The Yakutat microplate is an oceanic plateau that has been transported northward along the western margin of North America since >30 Ma (e.g., Plafker et al., 1994). Today, the leading edge of the subducted Yakutat slab extends as far northward as the CDF in south-central Alaska (Fig. 4; Eberhart-Phillips et al., 2006). The direction and speed of Yakutat microplate motion have varied through time (Fig. 1; Müller et al., 2019). The most recent change at ca. 6 Ma to a more northern motion of the Pacific plate resulted in collisional uplift of the St. Elias Mountains and transpression along the FF (Eberhart-Phillips et al., 2006; Hyndman, 2015). Geomorphic studies along the Queen-Charlotte fault revised the Euler pole position, suggesting an even higher degree of transpression along the FF (Brothers et al., 2020). Additionally, crystalline basement of the Yakutat microplate thickens toward the southeast (Worthington et al., 2012), producing stronger interplate coupling.

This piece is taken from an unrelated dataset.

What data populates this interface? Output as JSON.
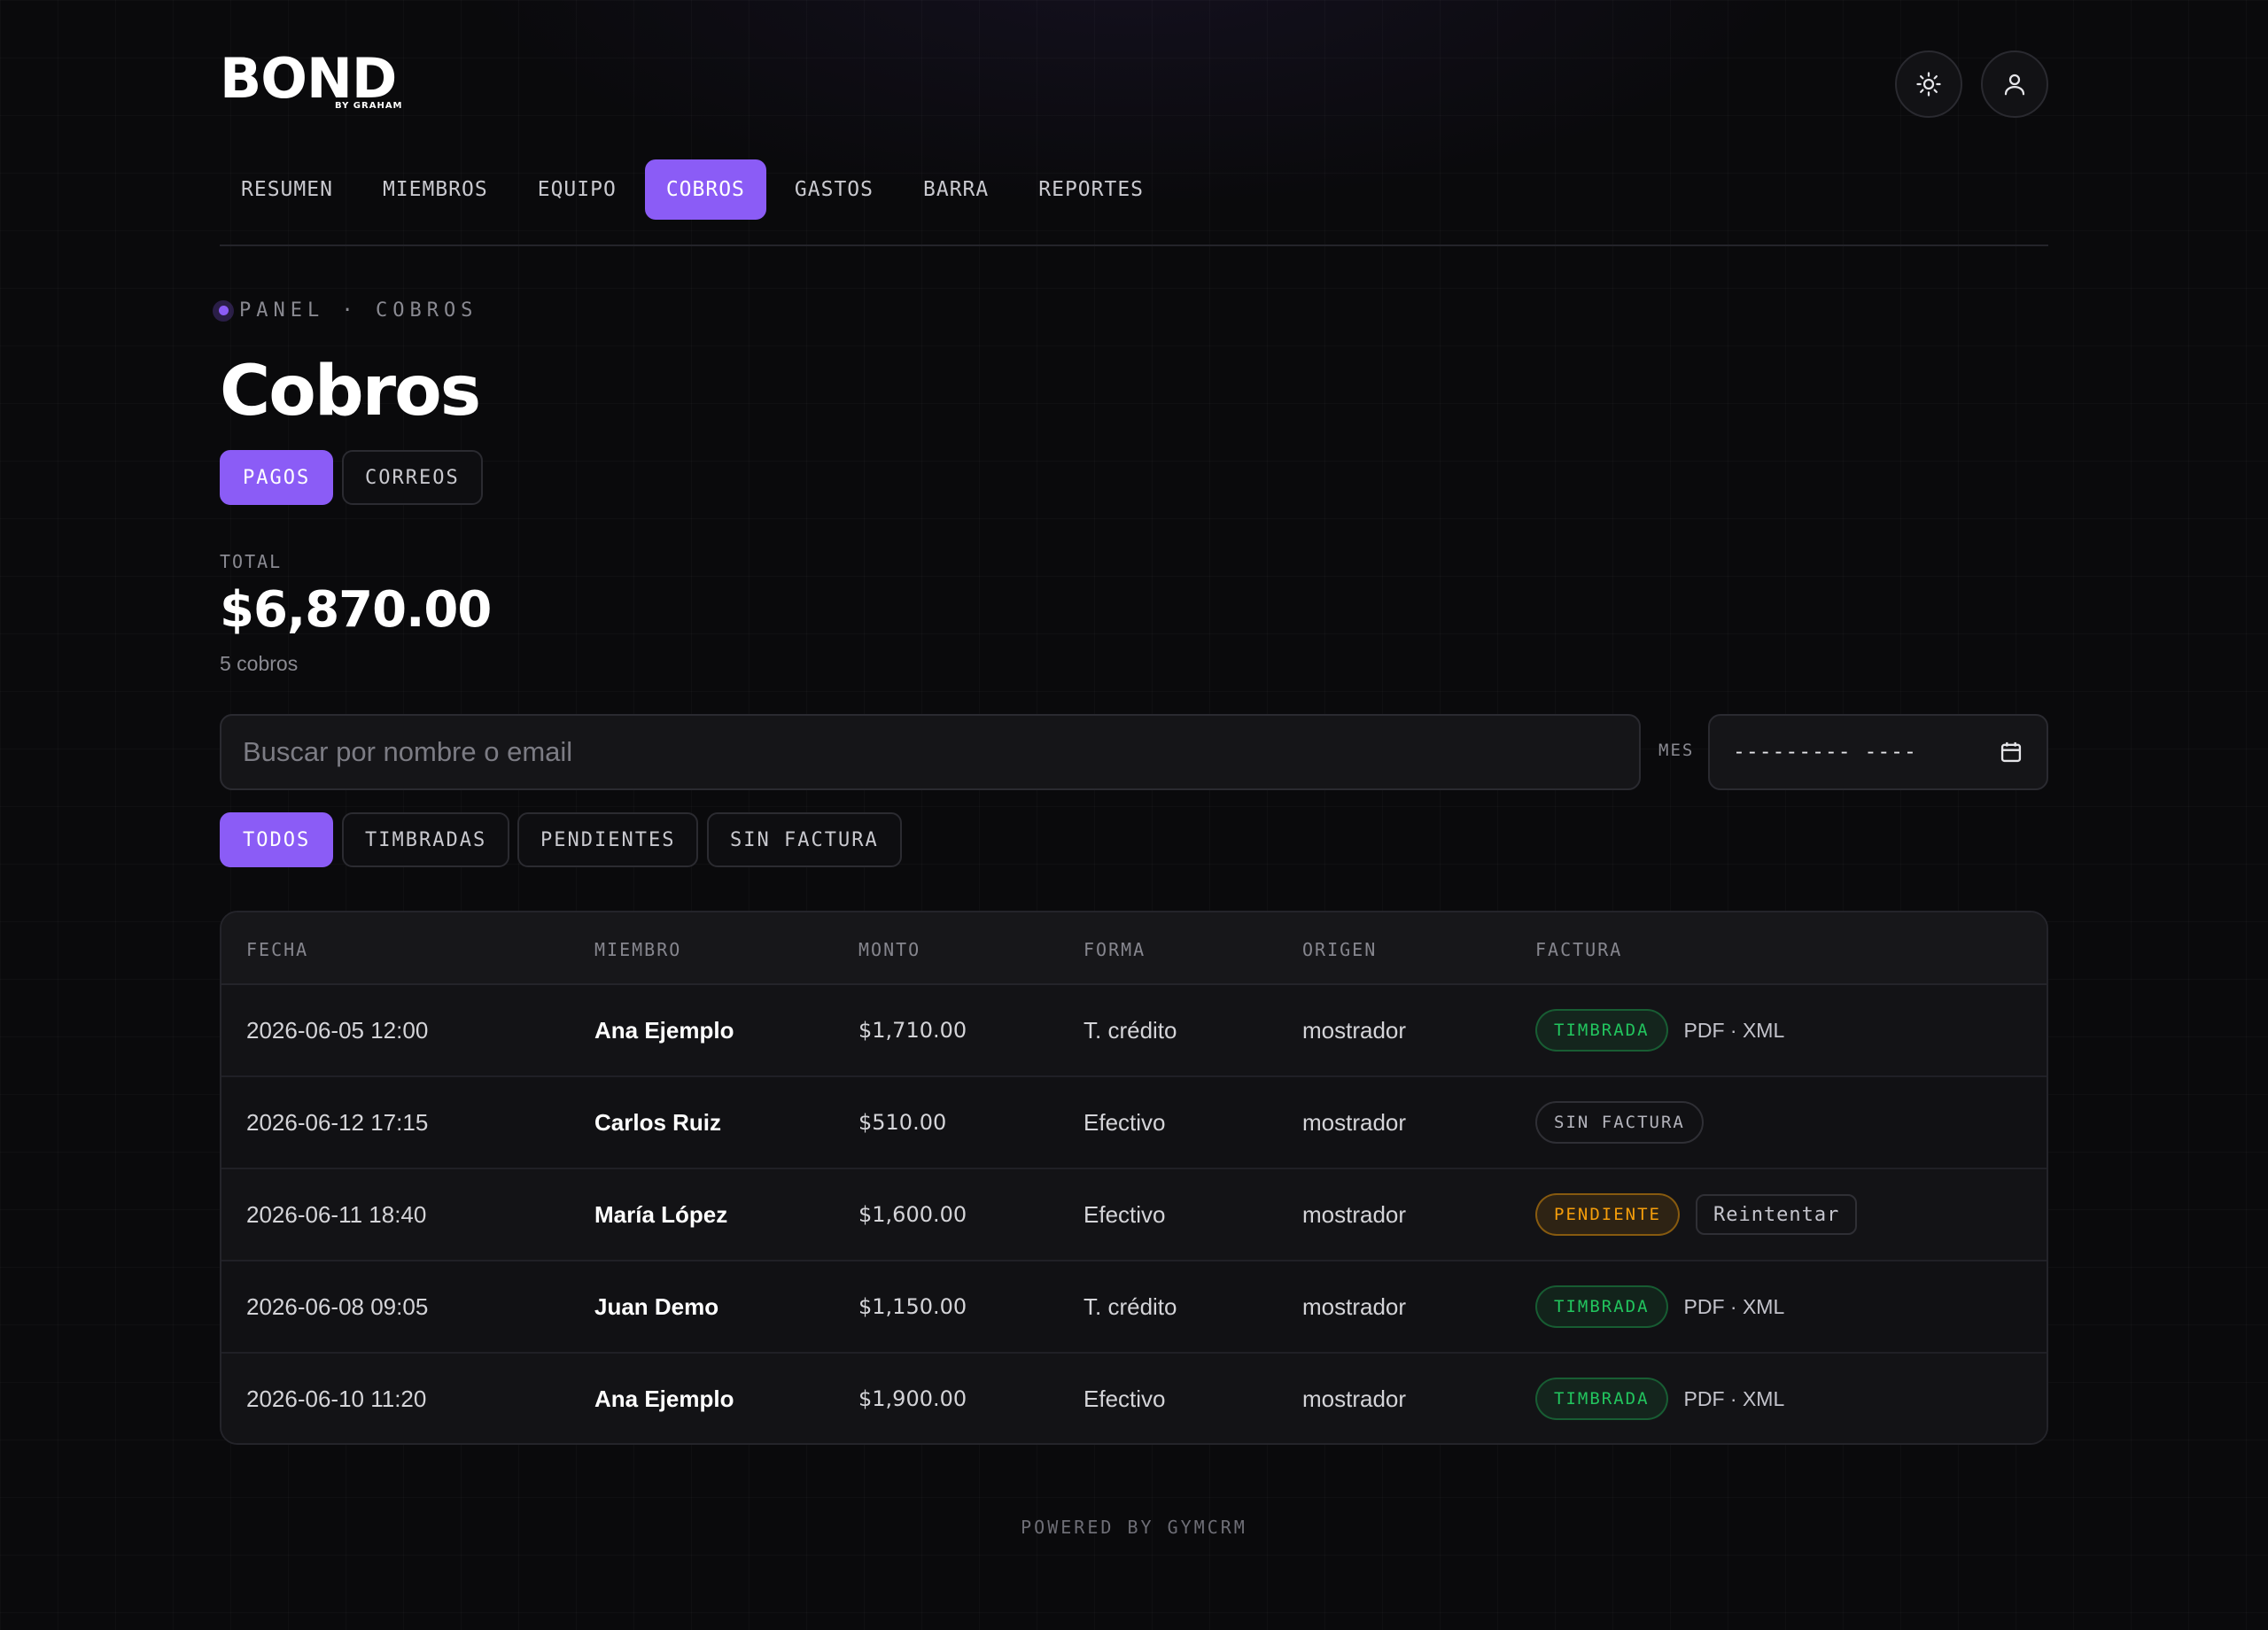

Oblique convergence of progressively thicker crust has accelerated reverse faulting, surface uplift, and rapid rock exhumation parallel to the plate boundary, forming the St. Elias and Fairweather ranges (Pavlis et al., 2012; Enkelmann et al., 2015). Deglaciation of the coastal mountains has resulted in more rapid surface uplift (Elliott et al., 2010), likely generating additional gravitationally driven stresses. Taken together, these processes have led to deceleration, and ultimately termination, of transcurrent motion on the EDF as its role transitioned to a tectonic backstop (Fig. 4). This model is consistent with suggested outboard transfer of plate-boundary deformation from the Coast shear zone to the Queen Charlotte fault (Fig. 1; ten Brink et al., 2018). Our interpretation is similar to the inferred cessation of activity on the contiguous Chatham Strait fault (Brothers et al., 2018), which occurred due to localization of displacement on the northern Queen Charlotte fault as a result of changes in relative plate motion (Brothers et al., 2020). This shift in the plate boundary to the continent-ocean boundary from former arc lithosphere differs from other transform plate boundaries along the Pacific–North American margin (e.g., California, Baja California, Dead Sea) and is contrary to basic rheological arguments. It has been postulated to arise from reduction of the lithospheric strength of the Yakutat terrane due to its proximity to young and hot Pacific lithosphere (ten Brink et al., 2018).

CONCLUSIONS

Analysis of a doublet earthquake sequence near the EDF provides new insights into regional tectonic evolution. Strain partitioning along the Fairweather transform fault, coupled with gravitational potential caused by high topography (>4000 m peaks), appears to be driving regional compressional deformation inboard of the plate margin in northwestern Canada and Alaska. Our analysis of the earthquake sequence showed that these driving forces have imposed increasing levels of compressional stress toward the northeast, orthogonal to the strike of the EDF. The present-day stress regime was likely established during the past ∼6 m.y., leading to a stress state that is geometrically unfavorable for strike-slip activation of the EDF. With the YT terrane acting as a structural backstop, the locus of deformation has shifted to the southeast into the mountainous region between the EDF and the FF. These inferred long-term changes in seismic activity may be impactful for regional earthquake hazard assessments for population centers near the EDF.

ACKNOWLEDGMENTS

This work was supported by Natural Sciences and Engineering Research Council of Canada Discovery Grant RGPIN/03823–2017. We thank Diane Doser, Uri ten Brink, Nathan Miller, and an anonymous reviewer for their constructive suggestions that improved this manuscript.

1Supplemental Material. Catalog of relocated seismicity, table of moment tensor parameters, detailed methodology of the velocity model, hierarchical clustering, moment tensors, stress inversion, Coulomb stress calculation, and Figures S1–S12. Please visit https://doi.org/10.1130/GEOL.S.13584944 to access the supplemental material, and contact editing@geosociety.org with any questions.
Gold Open Access: This paper is published under the terms of the CC-BY license.